Try it —
Drop the pictures from the entries below, then reproduce the rest exactly.

Records supplied —
+++++

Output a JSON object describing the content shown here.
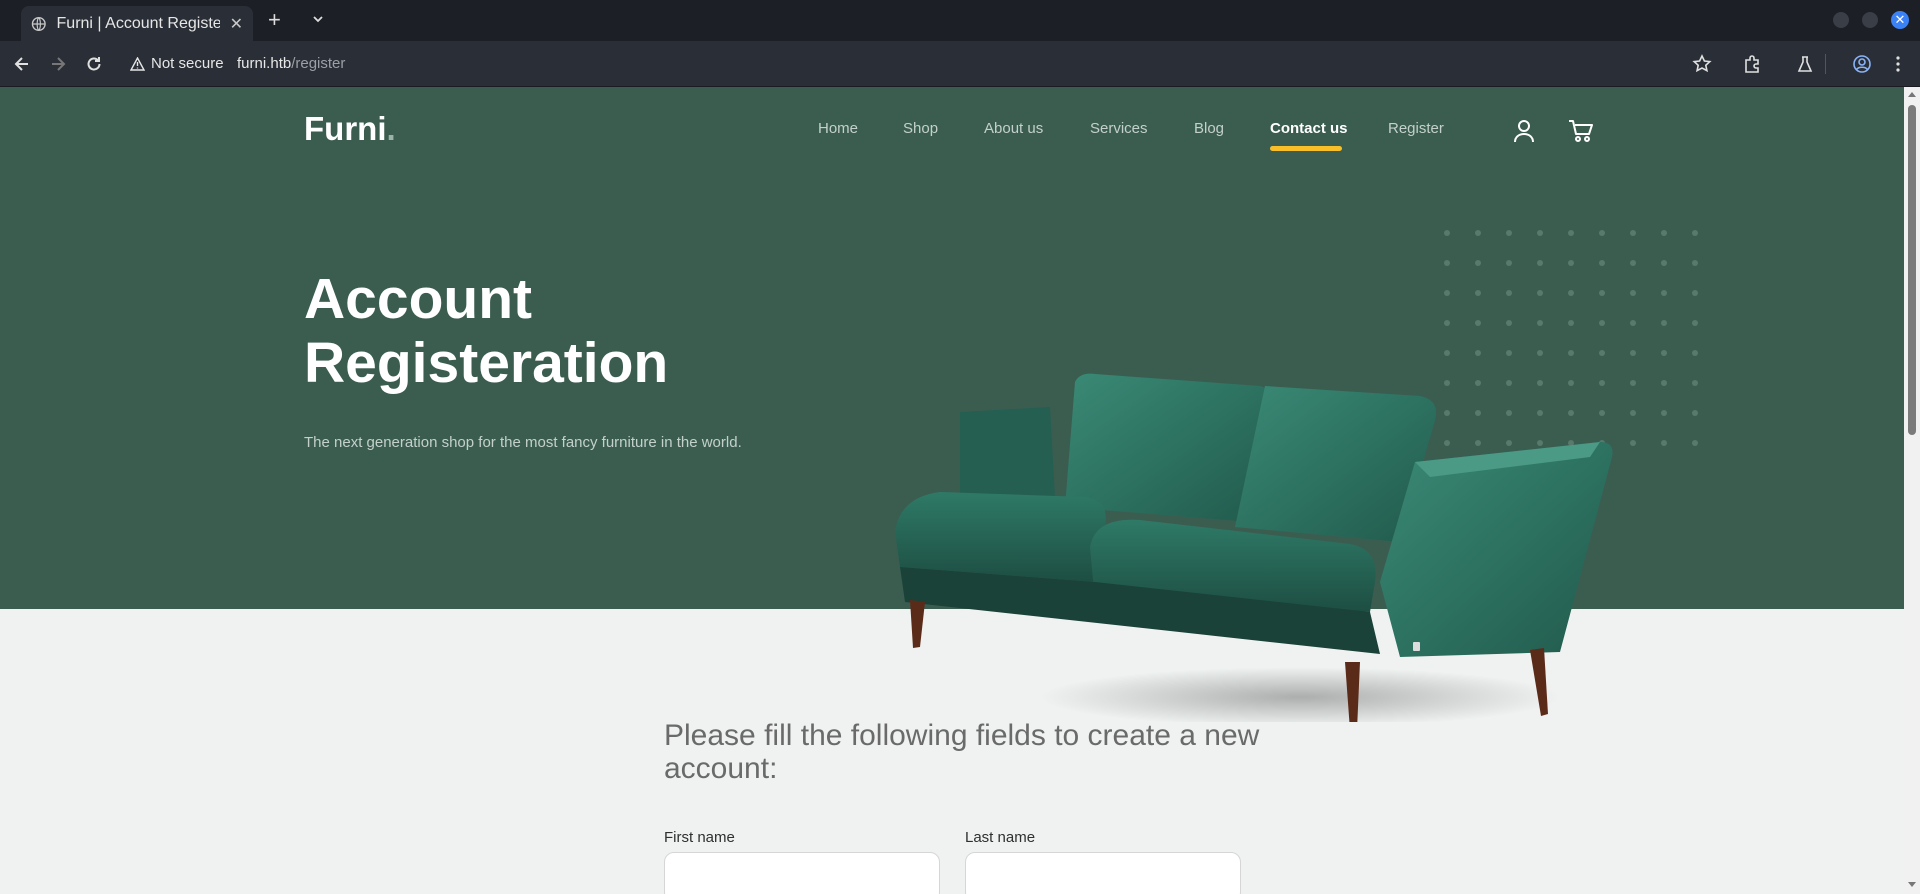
{
  "browser": {
    "tab_title": "Furni | Account Registeration",
    "new_tab": "+",
    "close_tab": "✕",
    "security_label": "Not secure",
    "url_host": "furni.htb",
    "url_path": "/register"
  },
  "site": {
    "logo": "Furni",
    "logo_dot": ".",
    "nav": [
      "Home",
      "Shop",
      "About us",
      "Services",
      "Blog",
      "Contact us",
      "Register"
    ],
    "active_nav": "Contact us"
  },
  "hero": {
    "title": "Account Registeration",
    "subtitle": "The next generation shop for the most fancy furniture in the world."
  },
  "form": {
    "heading": "Please fill the following fields to create a new account:",
    "first_name_label": "First name",
    "last_name_label": "Last name",
    "first_name_value": "",
    "last_name_value": ""
  },
  "colors": {
    "hero_bg": "#3b5d50",
    "accent": "#f9bf29",
    "page_bg": "#eff2f1"
  }
}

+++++

Task response —
Output a JSON object describing the content shown here.
{
  "browser": {
    "tab_title": "Furni | Account Registeration",
    "new_tab": "+",
    "close_tab": "✕",
    "security_label": "Not secure",
    "url_host": "furni.htb",
    "url_path": "/register"
  },
  "site": {
    "logo": "Furni",
    "logo_dot": ".",
    "nav": [
      "Home",
      "Shop",
      "About us",
      "Services",
      "Blog",
      "Contact us",
      "Register"
    ],
    "active_nav": "Contact us"
  },
  "hero": {
    "title": "Account Registeration",
    "subtitle": "The next generation shop for the most fancy furniture in the world."
  },
  "form": {
    "heading": "Please fill the following fields to create a new account:",
    "first_name_label": "First name",
    "last_name_label": "Last name",
    "first_name_value": "",
    "last_name_value": ""
  },
  "colors": {
    "hero_bg": "#3b5d50",
    "accent": "#f9bf29",
    "page_bg": "#eff2f1"
  }
}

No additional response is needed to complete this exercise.